(see his prompts here)
Puppet strings, invisible but taut, dangle me down the hallway. My colleagues walk ahead of me, setting a brisk pace. Nobody seems to notice my wooden steps. They turn the corner and I hurry to keep up with them.
The fuzz grows behind my neck. I can hear it whispering to me. It is missing its brothers and sisters; the lines of petri-dishes lining my bathroom at home. Shhh, I whisper, Someone will hear you. The fuzz has been impatient of late. They’ve been waiting patiently, but they’re ready for the job they were created, ready to take their place in the world.
I became a doctor for the classic, dumbest of reasons: my mother was a surgeon, she wanted me be one, and I did. It seemed so right. I had the brains for it, the support from home, and the work ethic for those long study sessions.
It seemed so right, except for one thing: blood. I hate the stuff.
The nurse puts the implement in my hand, the steel cold beneath my rubber glove.
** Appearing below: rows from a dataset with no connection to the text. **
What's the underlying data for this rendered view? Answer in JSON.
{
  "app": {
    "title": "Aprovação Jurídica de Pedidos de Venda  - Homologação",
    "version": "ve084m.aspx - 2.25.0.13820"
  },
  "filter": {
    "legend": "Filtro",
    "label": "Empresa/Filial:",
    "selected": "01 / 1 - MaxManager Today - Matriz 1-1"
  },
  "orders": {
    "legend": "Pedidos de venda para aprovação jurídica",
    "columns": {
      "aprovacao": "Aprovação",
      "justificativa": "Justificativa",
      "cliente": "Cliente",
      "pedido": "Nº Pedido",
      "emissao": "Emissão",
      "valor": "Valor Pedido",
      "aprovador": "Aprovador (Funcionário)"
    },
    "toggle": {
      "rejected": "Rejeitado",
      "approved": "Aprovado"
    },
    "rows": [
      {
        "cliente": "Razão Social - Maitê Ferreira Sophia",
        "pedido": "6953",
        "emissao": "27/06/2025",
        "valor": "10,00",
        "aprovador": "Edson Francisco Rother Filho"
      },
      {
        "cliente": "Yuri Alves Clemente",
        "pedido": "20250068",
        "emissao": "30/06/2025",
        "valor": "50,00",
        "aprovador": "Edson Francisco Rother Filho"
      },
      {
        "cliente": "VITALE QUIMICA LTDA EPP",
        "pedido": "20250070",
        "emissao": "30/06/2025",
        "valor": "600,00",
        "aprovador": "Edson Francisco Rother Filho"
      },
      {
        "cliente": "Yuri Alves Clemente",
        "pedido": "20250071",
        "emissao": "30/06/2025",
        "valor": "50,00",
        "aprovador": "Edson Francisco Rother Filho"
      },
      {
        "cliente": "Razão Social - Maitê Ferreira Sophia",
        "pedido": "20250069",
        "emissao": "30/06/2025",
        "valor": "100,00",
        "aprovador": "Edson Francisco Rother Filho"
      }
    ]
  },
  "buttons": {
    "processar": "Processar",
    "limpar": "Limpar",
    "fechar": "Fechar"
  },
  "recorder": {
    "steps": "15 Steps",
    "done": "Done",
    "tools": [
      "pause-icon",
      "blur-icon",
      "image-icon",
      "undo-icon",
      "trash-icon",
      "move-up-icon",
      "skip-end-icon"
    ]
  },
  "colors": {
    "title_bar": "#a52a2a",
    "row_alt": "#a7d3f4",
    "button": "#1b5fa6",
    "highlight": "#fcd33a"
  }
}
My hand quivers but I keep it steady enough to make sure it goes by unnoticed. The thin blade slices into the body, and the flesh falls apart neatly, opening up like a sweating cheese. For a brief second the newly revealed landscape is dry but then it starts weeping droplets of spidery blood, tracing whispers down the ridges.
Now, I think.
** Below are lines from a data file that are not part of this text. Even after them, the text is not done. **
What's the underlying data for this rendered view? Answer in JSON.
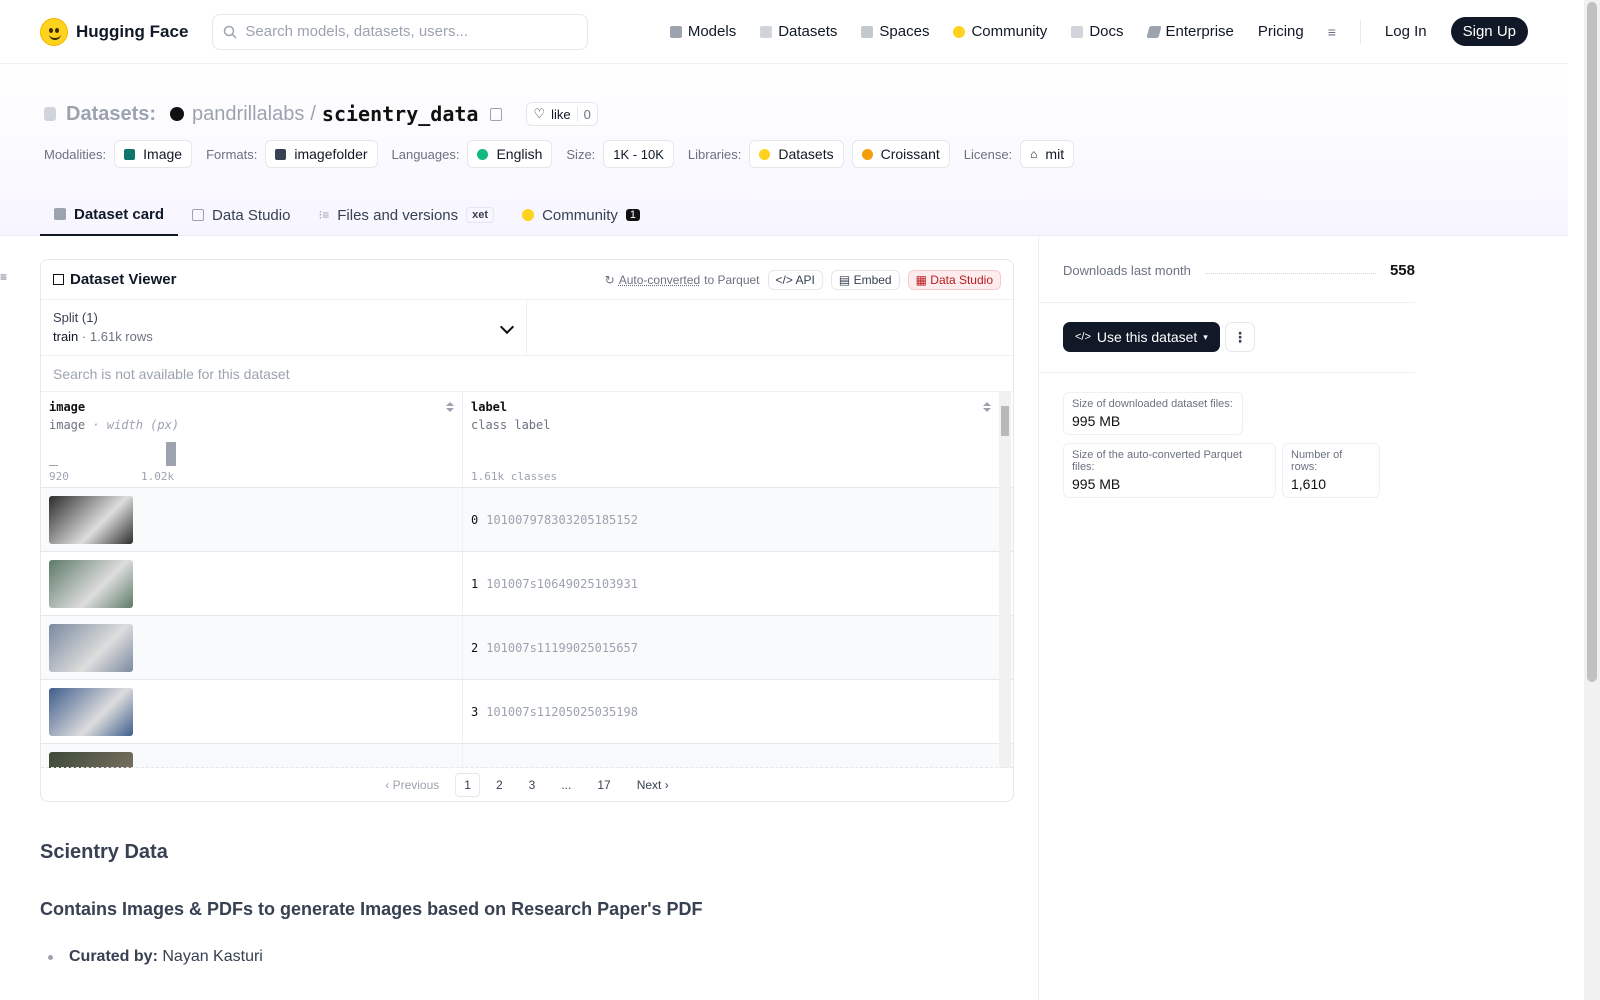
{
  "nav": {
    "brand": "Hugging Face",
    "search_placeholder": "Search models, datasets, users...",
    "items": [
      "Models",
      "Datasets",
      "Spaces",
      "Community",
      "Docs",
      "Enterprise",
      "Pricing"
    ],
    "login": "Log In",
    "signup": "Sign Up"
  },
  "repo": {
    "kind": "Datasets:",
    "owner": "pandrillalabs",
    "sep": "/",
    "name": "scientry_data",
    "like_label": "like",
    "like_count": "0"
  },
  "meta": {
    "modalities_label": "Modalities:",
    "modalities": "Image",
    "formats_label": "Formats:",
    "formats": "imagefolder",
    "languages_label": "Languages:",
    "languages": "English",
    "size_label": "Size:",
    "size": "1K - 10K",
    "libraries_label": "Libraries:",
    "lib1": "Datasets",
    "lib2": "Croissant",
    "license_label": "License:",
    "license": "mit"
  },
  "tabs": {
    "card": "Dataset card",
    "studio": "Data Studio",
    "files": "Files and versions",
    "xet": "xet",
    "community": "Community",
    "community_count": "1"
  },
  "viewer": {
    "title": "Dataset Viewer",
    "auto_converted": "Auto-converted",
    "to_parquet": "to Parquet",
    "api": "API",
    "embed": "Embed",
    "data_studio": "Data Studio",
    "split_label": "Split (1)",
    "split_value": "train",
    "split_dot": "·",
    "split_rows": "1.61k rows",
    "search_na": "Search is not available for this dataset",
    "col1_name": "image",
    "col1_type": "image",
    "col1_sub": "· width (px)",
    "col1_min": "920",
    "col1_max": "1.02k",
    "col2_name": "label",
    "col2_type": "class label",
    "col2_classes": "1.61k classes",
    "rows": [
      {
        "idx": "0",
        "val": "101007978303205185152",
        "thumb": "#2b2b2b"
      },
      {
        "idx": "1",
        "val": "101007s10649025103931",
        "thumb": "#5d7a68"
      },
      {
        "idx": "2",
        "val": "101007s11199025015657",
        "thumb": "#7a8aa0"
      },
      {
        "idx": "3",
        "val": "101007s11205025035198",
        "thumb": "#3f5d8c"
      }
    ],
    "pager": {
      "prev": "Previous",
      "p1": "1",
      "p2": "2",
      "p3": "3",
      "ellipsis": "...",
      "last": "17",
      "next": "Next"
    }
  },
  "card": {
    "h2": "Scientry Data",
    "h3": "Contains Images & PDFs to generate Images based on Research Paper's PDF",
    "li_label": "Curated by:",
    "li_value": "Nayan Kasturi"
  },
  "side": {
    "downloads_label": "Downloads last month",
    "downloads_value": "558",
    "use_button": "Use this dataset",
    "dl_size_label": "Size of downloaded dataset files:",
    "dl_size_value": "995 MB",
    "parquet_label": "Size of the auto-converted Parquet files:",
    "parquet_value": "995 MB",
    "rows_label": "Number of rows:",
    "rows_value": "1,610"
  },
  "colors": {
    "brand": "#FFD21E",
    "dark": "#111827",
    "studio": "#b91c1c"
  }
}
The fuzz releases from under my shoulder length hair, crawling under my blouse and along my arm. It’s peach complexion melts seamlessly into me as it travels down the underside of my arm. It creeps into the gaping wound, and almost immediately the redness is less severe, then the flesh turns marshmallow pink.
I cut deeper, encouraged and confident. The wound is now large enough for me to work with, so I place my hand inside, feeling for the enlarged appendix that is the star of our little surgery today. I look away, my eyes unfocused, as all of my attention is channelled into my searching fingers.
My colleagues are whispering urgently. I look down at the body. The wound is mottled grey and the patient’s veins are full and pressed against his skin. I stand back; drop the scalpel into the tray with a clang. The flesh collapses into clumps of dust and the peach-stained bones clatter and on the bench.